As far as I understand, whatever can be done using `DeclareMathOperator`

can also be achieved using `newcommand`

, but not the other way around. If this is the case, what are the circumstances where `DeclareMathOperator`

is the better choice? When should I take solely `newcommand`

?

I found a question regarding arguments and `DeclareMathOperator`

, and I wonder what other aspects should be taken into consideration when it comes to choosing which method to use when defining math operators.

## Best Answer

`\DeclareMathOperator`

is designed to create commands that should typeset operator names such as`sin`

and`lim`

. Some of these are already defined in base TeX or LaTeX so one writes`2\sin\theta`

instead of

`2sin\theta`

giving correct spacing and font. If you need an operator of this type that is not predefined, then you create it with

`\DeclareMathOperator`

, e.g. the space of endomorphisms of a vector space is written`\End V`

but you need to make the definition

`\DeclareMathOperator{\End}{End}`

first: a minimal working example is`\newcommand`

is much more general and can be used to define direct short cuts or more complicated macros. So for example if you find youself writing`\left.\frac d{dt}\right|_{t=0}`

many times in your document you can package this up as a single command`\dtzero`

via`\newcommand{\dtzero}{\left.\frac d{dt}\right|_{t=0}}`

and just type`\dtzero`

each time instead.I would usually recommend reserving

`\DeclareMathOperator`

for the use described above and using`\newcommand`

in most other situations. To get the effect of`\DeclareMathOperator`

in a one-off situation, or inside a`\newcommand`

, you use`\operatorname`

; so you can write`\operatorname{End}V`

for the above example.Finally, one should note that there is a starred version

`\DeclareMathOperator*`

. This is used for defining operators that have limits typeset beneath them instead of to the right (at least when in a display). For exampleSimilarly there is the starred variant

`\operatorname*`

.Remark.The above code samples load the`amsmath`

package.
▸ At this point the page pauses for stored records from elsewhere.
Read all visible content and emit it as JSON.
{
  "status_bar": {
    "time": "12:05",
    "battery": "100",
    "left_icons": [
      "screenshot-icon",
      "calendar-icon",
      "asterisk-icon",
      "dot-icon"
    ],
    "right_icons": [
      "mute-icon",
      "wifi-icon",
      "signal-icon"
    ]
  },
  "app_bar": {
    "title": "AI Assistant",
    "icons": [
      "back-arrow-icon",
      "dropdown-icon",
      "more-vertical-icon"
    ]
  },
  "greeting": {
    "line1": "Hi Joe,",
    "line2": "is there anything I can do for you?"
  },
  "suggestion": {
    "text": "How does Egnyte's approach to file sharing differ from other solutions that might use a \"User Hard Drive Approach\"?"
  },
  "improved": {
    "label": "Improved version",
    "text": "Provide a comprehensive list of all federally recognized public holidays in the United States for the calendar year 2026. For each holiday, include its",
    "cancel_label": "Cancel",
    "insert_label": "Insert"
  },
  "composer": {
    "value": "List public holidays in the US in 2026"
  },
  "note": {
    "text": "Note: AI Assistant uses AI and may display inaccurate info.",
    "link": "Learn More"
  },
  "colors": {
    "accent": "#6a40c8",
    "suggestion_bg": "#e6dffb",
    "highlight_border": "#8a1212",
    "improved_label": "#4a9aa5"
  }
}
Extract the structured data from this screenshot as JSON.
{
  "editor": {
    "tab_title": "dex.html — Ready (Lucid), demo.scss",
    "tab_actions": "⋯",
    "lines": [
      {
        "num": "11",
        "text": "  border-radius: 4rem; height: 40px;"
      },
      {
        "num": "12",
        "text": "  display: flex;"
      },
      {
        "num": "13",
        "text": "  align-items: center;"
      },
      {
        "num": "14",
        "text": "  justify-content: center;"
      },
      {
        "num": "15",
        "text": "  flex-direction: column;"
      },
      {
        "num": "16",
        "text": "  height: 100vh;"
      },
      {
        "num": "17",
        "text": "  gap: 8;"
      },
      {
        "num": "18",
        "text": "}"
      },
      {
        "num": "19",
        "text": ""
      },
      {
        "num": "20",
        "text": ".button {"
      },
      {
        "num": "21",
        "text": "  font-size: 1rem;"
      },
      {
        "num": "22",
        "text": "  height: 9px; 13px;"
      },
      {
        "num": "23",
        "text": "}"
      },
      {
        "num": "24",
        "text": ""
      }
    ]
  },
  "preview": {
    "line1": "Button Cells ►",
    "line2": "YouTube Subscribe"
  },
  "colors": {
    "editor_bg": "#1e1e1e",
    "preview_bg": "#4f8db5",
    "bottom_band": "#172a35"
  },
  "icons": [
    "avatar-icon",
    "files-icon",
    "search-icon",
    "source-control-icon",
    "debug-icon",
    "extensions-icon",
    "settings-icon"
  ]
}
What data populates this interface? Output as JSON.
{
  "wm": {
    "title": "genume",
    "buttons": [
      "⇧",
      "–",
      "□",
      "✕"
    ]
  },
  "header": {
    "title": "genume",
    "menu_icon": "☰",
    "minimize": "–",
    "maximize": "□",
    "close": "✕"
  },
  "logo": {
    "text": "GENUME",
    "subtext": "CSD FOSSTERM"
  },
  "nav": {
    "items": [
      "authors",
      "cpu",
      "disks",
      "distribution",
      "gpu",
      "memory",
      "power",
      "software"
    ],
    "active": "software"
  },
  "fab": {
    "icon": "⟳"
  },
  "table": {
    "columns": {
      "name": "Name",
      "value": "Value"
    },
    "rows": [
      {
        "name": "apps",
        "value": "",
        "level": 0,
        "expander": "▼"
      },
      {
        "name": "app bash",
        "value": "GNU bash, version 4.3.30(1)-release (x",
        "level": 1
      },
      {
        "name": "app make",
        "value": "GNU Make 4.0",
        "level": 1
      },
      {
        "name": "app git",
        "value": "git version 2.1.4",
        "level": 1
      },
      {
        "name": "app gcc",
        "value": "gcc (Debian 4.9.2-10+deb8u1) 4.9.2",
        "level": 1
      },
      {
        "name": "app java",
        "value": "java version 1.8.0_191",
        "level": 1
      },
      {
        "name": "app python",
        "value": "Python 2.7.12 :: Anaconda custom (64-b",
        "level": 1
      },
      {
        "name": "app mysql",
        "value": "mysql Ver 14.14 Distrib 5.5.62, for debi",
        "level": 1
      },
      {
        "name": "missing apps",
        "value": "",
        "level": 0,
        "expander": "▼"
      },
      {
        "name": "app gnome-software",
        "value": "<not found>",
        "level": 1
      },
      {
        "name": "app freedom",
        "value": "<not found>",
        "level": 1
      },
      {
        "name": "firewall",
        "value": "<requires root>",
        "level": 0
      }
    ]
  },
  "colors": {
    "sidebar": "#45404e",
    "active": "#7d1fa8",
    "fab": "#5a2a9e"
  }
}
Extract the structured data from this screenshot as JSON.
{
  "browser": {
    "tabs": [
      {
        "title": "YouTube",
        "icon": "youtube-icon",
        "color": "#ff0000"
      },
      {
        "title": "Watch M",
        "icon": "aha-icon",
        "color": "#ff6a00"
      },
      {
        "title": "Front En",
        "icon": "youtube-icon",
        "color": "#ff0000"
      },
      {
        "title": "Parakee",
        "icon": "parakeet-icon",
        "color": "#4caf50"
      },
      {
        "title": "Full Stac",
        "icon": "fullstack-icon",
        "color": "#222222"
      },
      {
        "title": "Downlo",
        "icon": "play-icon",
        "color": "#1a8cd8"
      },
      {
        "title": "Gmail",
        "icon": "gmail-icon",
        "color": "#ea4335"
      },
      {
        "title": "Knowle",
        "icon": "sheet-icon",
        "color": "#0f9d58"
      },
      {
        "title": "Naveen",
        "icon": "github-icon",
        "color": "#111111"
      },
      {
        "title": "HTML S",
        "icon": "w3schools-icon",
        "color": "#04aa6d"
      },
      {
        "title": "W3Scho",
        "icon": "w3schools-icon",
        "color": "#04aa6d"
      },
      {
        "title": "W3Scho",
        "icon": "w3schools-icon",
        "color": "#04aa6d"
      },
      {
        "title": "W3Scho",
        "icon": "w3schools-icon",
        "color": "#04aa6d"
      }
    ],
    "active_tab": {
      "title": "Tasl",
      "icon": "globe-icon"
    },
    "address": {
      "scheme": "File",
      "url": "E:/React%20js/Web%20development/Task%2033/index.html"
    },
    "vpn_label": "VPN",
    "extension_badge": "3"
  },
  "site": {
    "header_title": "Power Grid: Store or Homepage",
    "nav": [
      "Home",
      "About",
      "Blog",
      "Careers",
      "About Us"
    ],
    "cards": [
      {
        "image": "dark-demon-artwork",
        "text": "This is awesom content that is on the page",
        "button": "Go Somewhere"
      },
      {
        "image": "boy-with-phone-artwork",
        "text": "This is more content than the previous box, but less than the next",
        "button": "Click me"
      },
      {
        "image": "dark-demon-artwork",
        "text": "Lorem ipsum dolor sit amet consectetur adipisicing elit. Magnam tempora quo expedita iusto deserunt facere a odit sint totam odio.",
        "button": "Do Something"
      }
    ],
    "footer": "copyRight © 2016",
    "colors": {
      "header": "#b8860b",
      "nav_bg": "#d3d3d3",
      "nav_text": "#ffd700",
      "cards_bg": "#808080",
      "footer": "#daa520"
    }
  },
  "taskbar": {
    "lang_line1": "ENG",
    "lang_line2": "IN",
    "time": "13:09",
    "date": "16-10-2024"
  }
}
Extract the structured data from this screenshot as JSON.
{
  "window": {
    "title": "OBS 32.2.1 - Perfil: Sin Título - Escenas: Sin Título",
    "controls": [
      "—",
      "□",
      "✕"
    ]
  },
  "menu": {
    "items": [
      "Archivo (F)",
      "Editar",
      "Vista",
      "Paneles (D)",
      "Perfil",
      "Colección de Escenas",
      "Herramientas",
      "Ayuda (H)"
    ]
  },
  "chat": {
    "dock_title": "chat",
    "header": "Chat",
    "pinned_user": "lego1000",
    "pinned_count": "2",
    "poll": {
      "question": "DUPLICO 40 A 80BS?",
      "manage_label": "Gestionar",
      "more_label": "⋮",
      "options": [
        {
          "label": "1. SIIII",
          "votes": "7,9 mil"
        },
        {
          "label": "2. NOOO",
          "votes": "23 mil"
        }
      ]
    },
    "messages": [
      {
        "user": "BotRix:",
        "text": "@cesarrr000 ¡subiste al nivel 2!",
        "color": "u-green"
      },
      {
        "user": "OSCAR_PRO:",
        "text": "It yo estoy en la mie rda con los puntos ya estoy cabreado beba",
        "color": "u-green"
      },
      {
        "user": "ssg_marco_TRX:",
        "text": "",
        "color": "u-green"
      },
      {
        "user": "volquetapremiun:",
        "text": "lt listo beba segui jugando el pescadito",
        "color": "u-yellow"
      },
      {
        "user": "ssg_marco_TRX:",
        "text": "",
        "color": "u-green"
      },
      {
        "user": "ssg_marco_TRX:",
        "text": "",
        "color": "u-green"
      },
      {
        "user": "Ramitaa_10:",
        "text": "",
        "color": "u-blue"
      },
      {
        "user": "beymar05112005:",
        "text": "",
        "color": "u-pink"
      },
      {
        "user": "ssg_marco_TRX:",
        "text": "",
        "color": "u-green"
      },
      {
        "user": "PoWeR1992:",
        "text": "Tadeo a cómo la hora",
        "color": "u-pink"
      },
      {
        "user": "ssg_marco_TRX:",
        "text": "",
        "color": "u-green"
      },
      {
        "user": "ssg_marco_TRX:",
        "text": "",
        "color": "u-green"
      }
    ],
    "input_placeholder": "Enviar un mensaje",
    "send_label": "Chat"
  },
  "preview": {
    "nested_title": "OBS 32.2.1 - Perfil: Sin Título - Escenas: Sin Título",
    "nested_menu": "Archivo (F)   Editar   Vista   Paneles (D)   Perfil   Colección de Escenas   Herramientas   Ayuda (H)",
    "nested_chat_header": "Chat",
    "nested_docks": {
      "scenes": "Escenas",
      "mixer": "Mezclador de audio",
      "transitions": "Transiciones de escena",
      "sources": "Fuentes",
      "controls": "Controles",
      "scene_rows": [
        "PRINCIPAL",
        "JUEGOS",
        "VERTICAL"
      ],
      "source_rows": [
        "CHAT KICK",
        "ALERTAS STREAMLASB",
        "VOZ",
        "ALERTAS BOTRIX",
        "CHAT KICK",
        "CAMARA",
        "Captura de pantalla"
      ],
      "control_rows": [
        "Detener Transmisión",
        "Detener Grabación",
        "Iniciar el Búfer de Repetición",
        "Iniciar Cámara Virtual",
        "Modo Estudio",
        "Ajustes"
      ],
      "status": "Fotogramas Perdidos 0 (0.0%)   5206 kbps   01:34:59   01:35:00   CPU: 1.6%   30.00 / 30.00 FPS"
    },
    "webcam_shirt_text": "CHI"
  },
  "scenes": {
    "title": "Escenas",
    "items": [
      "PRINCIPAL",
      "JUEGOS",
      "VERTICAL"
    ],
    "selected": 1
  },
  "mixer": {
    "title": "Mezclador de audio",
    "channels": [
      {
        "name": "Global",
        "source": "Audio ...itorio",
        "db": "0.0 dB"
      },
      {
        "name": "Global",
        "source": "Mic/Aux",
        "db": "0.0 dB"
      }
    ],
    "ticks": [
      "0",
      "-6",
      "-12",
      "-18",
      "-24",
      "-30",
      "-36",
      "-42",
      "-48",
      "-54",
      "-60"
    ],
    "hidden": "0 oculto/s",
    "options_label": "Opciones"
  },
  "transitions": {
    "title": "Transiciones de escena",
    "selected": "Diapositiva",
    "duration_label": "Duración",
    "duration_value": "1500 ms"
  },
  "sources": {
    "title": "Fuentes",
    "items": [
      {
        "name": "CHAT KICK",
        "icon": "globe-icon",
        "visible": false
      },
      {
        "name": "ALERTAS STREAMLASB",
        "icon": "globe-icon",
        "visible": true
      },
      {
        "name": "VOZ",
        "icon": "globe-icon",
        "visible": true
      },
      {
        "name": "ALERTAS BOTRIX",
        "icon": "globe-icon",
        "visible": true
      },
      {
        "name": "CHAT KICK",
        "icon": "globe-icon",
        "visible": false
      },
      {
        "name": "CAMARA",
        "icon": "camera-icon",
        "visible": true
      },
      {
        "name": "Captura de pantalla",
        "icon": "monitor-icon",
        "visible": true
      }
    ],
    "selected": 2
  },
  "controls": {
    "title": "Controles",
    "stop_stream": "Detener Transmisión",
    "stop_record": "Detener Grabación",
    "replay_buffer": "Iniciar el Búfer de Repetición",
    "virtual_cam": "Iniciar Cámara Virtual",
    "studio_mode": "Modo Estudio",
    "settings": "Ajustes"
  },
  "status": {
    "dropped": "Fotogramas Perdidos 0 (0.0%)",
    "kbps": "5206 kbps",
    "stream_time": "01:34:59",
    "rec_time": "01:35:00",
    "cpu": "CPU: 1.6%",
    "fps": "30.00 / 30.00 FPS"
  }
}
Strictly speaking all you need is the`amsopn`

package, which`amsmath`

reads in automatically. Alternatively, one can load`mathtools`

which is a modern package building further on`amsmath`

.